Material for the task: Begin

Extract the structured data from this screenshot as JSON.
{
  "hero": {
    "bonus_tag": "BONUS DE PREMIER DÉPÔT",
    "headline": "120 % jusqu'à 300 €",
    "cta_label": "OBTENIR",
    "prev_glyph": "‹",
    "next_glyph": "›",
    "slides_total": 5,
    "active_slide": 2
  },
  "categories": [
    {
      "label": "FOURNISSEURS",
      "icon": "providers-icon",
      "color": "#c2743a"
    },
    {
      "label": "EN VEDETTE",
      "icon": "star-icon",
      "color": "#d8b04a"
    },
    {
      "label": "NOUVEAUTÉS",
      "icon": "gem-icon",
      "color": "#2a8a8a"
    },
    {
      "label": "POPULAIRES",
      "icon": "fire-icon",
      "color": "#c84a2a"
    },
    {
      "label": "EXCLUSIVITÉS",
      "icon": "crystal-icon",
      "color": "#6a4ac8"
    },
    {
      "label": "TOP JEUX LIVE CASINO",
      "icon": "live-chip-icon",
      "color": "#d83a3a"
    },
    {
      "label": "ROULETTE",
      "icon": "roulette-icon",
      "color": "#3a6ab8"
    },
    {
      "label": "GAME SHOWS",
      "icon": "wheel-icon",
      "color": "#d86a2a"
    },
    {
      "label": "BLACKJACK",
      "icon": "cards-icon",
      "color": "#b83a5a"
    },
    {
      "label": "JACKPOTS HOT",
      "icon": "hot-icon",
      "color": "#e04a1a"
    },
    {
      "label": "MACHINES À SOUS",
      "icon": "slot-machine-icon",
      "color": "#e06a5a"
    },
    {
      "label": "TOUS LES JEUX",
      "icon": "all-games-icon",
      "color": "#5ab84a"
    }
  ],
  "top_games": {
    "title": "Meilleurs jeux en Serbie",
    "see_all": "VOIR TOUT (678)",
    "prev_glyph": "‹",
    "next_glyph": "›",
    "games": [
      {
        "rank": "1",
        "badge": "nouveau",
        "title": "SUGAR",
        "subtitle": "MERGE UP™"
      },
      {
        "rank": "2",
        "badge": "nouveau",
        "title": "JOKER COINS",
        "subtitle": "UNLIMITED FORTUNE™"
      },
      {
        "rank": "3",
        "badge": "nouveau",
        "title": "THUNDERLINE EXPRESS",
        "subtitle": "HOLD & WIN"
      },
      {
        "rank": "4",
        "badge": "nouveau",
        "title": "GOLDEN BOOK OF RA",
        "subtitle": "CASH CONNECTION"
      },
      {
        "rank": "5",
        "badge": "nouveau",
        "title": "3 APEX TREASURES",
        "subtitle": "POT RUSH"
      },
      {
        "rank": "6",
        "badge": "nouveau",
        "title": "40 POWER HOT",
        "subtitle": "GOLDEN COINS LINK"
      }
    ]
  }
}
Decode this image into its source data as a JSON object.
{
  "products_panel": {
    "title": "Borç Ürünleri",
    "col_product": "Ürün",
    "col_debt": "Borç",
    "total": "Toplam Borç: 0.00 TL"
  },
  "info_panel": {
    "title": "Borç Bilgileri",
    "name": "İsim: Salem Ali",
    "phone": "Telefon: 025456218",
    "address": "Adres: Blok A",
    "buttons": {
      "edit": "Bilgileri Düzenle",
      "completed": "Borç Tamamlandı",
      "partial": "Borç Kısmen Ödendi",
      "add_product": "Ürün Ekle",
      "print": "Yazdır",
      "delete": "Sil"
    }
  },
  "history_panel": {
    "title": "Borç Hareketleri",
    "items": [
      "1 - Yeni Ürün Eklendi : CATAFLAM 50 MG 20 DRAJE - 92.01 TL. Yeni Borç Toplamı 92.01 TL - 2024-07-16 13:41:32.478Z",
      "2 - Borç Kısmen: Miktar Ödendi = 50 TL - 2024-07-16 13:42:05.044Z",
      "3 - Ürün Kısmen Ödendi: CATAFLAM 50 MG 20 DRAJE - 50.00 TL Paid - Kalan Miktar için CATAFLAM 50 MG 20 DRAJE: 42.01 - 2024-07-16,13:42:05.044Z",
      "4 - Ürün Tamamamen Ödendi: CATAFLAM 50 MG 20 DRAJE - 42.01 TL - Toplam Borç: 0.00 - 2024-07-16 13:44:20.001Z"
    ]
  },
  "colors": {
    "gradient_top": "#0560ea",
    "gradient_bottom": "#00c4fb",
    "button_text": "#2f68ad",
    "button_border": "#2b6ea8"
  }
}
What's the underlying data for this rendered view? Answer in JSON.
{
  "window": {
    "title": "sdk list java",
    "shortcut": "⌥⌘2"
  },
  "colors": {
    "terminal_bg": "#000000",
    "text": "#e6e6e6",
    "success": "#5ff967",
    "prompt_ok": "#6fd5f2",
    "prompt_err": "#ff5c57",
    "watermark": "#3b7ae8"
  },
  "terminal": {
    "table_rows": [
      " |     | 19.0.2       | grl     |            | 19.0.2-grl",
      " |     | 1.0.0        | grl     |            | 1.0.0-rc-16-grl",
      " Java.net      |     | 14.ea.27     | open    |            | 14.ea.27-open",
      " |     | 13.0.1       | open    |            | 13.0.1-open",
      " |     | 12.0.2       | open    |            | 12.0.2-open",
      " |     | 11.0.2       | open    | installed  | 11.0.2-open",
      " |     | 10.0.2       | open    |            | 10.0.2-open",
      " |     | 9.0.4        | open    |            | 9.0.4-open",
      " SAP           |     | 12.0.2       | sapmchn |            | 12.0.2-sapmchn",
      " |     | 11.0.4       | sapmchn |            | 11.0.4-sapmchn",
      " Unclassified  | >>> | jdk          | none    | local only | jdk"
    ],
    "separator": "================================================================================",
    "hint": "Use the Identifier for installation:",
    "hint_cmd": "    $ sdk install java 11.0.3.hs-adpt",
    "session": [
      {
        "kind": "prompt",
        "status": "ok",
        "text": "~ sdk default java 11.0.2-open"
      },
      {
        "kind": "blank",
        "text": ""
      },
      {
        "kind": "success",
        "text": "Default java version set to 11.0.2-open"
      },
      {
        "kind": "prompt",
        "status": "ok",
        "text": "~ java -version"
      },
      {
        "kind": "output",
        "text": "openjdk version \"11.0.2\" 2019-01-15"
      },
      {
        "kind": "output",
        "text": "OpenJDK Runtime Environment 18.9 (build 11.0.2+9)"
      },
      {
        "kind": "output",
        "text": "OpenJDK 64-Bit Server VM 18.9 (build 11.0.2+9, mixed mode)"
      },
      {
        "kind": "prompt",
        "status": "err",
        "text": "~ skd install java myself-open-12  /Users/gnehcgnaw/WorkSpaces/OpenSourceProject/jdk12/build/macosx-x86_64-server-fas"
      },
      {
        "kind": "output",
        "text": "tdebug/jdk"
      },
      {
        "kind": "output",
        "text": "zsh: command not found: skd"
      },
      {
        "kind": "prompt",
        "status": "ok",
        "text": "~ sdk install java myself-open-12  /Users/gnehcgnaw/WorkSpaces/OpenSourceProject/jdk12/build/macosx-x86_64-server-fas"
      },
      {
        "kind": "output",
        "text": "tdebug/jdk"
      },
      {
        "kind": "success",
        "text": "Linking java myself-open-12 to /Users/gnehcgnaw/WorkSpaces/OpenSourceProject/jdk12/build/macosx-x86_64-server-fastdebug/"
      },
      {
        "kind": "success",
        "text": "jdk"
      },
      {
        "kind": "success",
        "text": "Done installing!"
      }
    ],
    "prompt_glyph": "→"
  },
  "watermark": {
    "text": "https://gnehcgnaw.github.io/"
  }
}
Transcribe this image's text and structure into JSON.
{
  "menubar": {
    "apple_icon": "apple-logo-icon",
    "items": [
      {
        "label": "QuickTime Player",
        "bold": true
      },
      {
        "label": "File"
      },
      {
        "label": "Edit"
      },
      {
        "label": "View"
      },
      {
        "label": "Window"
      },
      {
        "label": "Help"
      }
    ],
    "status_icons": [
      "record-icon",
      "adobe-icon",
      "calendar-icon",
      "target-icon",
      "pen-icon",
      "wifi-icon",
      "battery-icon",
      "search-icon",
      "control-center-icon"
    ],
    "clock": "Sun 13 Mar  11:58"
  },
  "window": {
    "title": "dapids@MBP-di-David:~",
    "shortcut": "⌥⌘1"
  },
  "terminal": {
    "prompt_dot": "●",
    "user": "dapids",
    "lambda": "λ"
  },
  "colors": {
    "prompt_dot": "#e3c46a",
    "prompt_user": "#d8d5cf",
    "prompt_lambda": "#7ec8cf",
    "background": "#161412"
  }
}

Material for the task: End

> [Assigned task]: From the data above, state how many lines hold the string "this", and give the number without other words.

> [Response area]: 4